Support the national Clean Cruise Ship Act via <http://www.congress.org>.


By Cory Harden

Disturbing reports: mysterious slime, hard to wash off the skin, began appearing in Keaukaha waters a year and a half ago. A long white trail, persisting despite wave action, was seen behind the Pride of Aloha from Honoli`i this month. Shredded plastic was seen on Kona shores last month. We suspect cruise ships are dumping – help us prove it!

If you see trash, oil slicks or strange colors in the water, please contact KAHEA (the Hawaiian-Environmental Alliance) at www.kahea.org and fill out a short report form. They are collecting reports statewide. You may also contact me at 968-8965 ormh@interpac.net about dumping, or to help with pickets and passing out flyers.

Consider These Numbers:

1/2 – Portion of fines that may go to people who report cruise ship dumping.
3 – Number of people who picketed* the Pride of Aloha this month – Sarah Moon, Jan
Moon and me. We got lots of shakas and friendly honks from residents driving by. When I passed out flyers at shoreline areas later, most people seemed familiar with the issue and took a flyer.
17 – Number of dumping incidents in Hawai`i by cruise ships since 2003 . . . including dumping treated sewage in Penguin Bank, a protected fishing ground off Moloka`i frequented by humpback whales.
300 – Number of dumping incidents worldwide, 1993-2003 . . . including dumping oil,
garbage, hazardous waste, sewage and graywater; damaging coral reefs, and falsifying records.
$500,000 – Portion of fines awarded to a crew member who refused an order from Holland America to pump oily bilge water overboard, and reported the crime to the Coast Guard.

* The picket was not a Sierra Club event.


By Jan Moon

In October forums were held in Kona and Hilo on the impact of more cruise ships in Hawai`i. The Hilo panel consisted of the harbor master, a Norwegian Cruise Line VP, an economist from UH-Hilo, and representatives of the Sierra Club, the County, and the Hawai`i Tourism Authority.
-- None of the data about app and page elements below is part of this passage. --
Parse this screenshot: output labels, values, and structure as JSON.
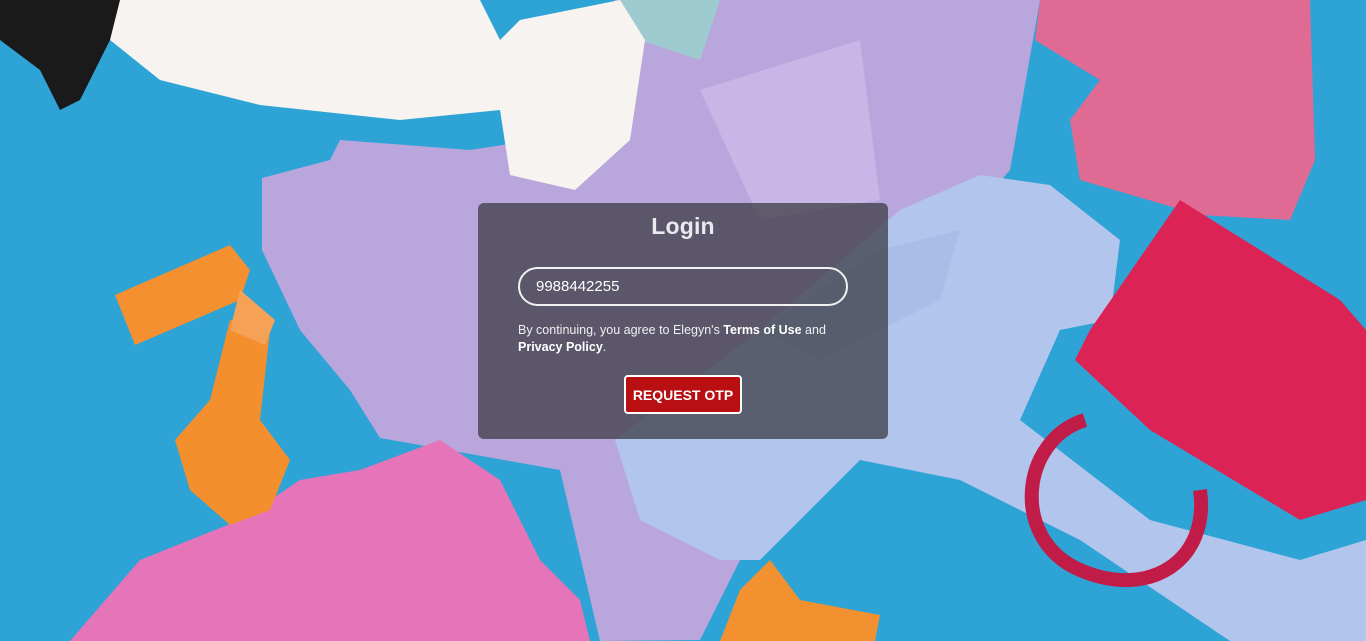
{
  "login": {
    "title": "Login",
    "phone_value": "9988442255",
    "consent_prefix": "By continuing, you agree to Elegyn's ",
    "terms_label": "Terms of Use",
    "consent_and": " and ",
    "privacy_label": "Privacy Policy",
    "consent_suffix": ".",
    "request_otp_label": "REQUEST OTP"
  },
  "colors": {
    "background": "#2ea3d6",
    "button": "#b90f12",
    "card": "rgba(55,55,62,0.72)"
  }
}
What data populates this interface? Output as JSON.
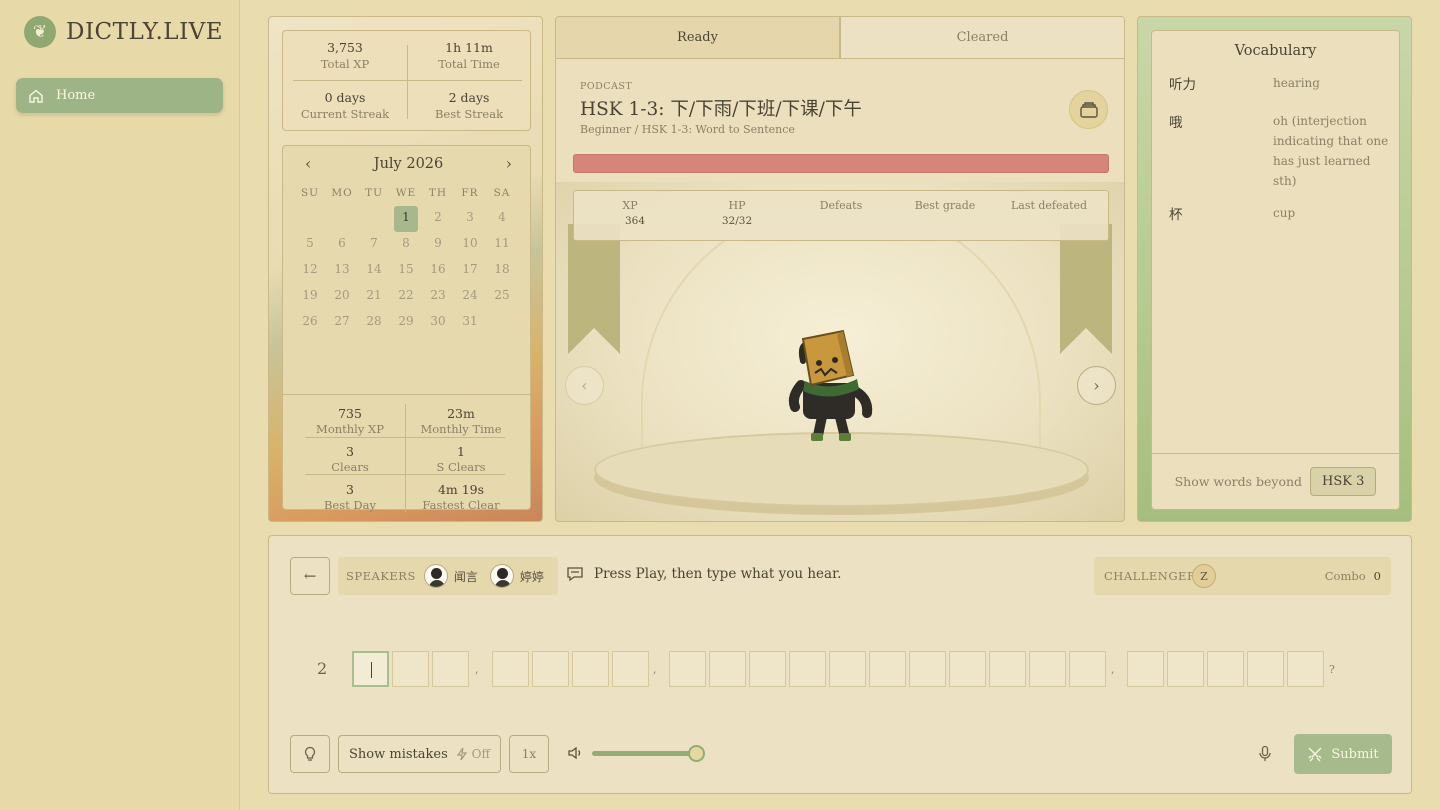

Opportunities were given for public testimony and a question-and-answer period. At that meeting, the harbor master said, “The cruise ships are coming whether we like it or not.”

Arrivals will increase 600% by 2006. Concerns were raised about: 1) Impacts on our local infrastructure, harbors and parks. Who will pay for improvements? 2) What the cruise ships do with their trash, sewage and bilge water, etc. There are no regulations or regular monitoring of these discharges of waste. 3) Fumes and exhaust emissions are severe and control is lacking while ships are docked in the harbors. 4) Permits must be issued to help enforce regulations. 5) A berth tax or a tourist tax should be levied on each passenger to pay for monitoring and necessary improvements to each port and community affected, specifically.
The Sierra Club testified that sensible legislation should be adopted to cover these concerns; and the cruise ship VP said, “we can live with legislation.” The County has agreed to hold more public information forums on these issues.
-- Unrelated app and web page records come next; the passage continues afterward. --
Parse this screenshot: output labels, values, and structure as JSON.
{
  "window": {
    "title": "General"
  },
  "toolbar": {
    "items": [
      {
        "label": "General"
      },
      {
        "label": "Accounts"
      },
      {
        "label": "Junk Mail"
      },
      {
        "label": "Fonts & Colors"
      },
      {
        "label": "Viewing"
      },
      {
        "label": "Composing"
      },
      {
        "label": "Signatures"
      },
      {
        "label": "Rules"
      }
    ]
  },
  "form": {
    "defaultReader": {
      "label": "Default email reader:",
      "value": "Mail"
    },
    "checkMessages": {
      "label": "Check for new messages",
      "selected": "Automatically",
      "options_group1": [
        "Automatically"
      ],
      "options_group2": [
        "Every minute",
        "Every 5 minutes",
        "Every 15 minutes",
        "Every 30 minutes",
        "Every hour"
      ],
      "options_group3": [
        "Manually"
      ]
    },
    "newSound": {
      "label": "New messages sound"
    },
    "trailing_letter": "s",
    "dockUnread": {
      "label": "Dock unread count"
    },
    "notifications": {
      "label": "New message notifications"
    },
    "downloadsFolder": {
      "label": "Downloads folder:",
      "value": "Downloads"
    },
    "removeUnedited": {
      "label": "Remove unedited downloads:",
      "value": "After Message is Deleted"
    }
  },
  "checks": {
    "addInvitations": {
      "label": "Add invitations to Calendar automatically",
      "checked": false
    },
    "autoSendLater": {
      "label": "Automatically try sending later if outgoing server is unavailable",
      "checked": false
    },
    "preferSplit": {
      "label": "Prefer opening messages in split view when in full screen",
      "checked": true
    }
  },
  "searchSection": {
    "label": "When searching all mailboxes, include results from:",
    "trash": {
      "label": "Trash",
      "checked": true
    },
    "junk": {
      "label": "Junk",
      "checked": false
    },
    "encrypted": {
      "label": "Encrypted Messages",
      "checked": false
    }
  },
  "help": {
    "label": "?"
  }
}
By Janice Palma-Glennie

Lots of suggestions are floating around abut the future of 350 acres of state land next to Honokohau Harbor at Kealakehe in West Hawai`i. One of the most questionable (sounding straight out of the environmental Dark Ages) is a plan to dynamite millions of cubic feet of coastline to create an onshore, deep water cruise ship harbor big enough to accommodate the tie-up and turn-around of three modern cruise ships holding up to three thousand passengers each.

Threats to fishing, diving, surfing, local manta ray aggregates and air quality are just some of the potentially devastating short- and long-term spin-offs of this immense project. Are residents willing to mutate the shape and quality of the land and seas for an industry that’s largely unregulated and environmentally mischievous, and not forced to comply with local water quality rules?

DLNR chief, Peter Young, has heard the comments of West Hawai`i residents who attended a recent public meeting held in August to discuss Kealakehe development plans. Even though the official comment deadline was August 8, Sierra Club members who haven’t already done so might want to give their mana`o on this fusty scheme before a decision is made. E-mail Keith Cung at dlnr@hawaii.gov, or fax him at (808) 587-0455.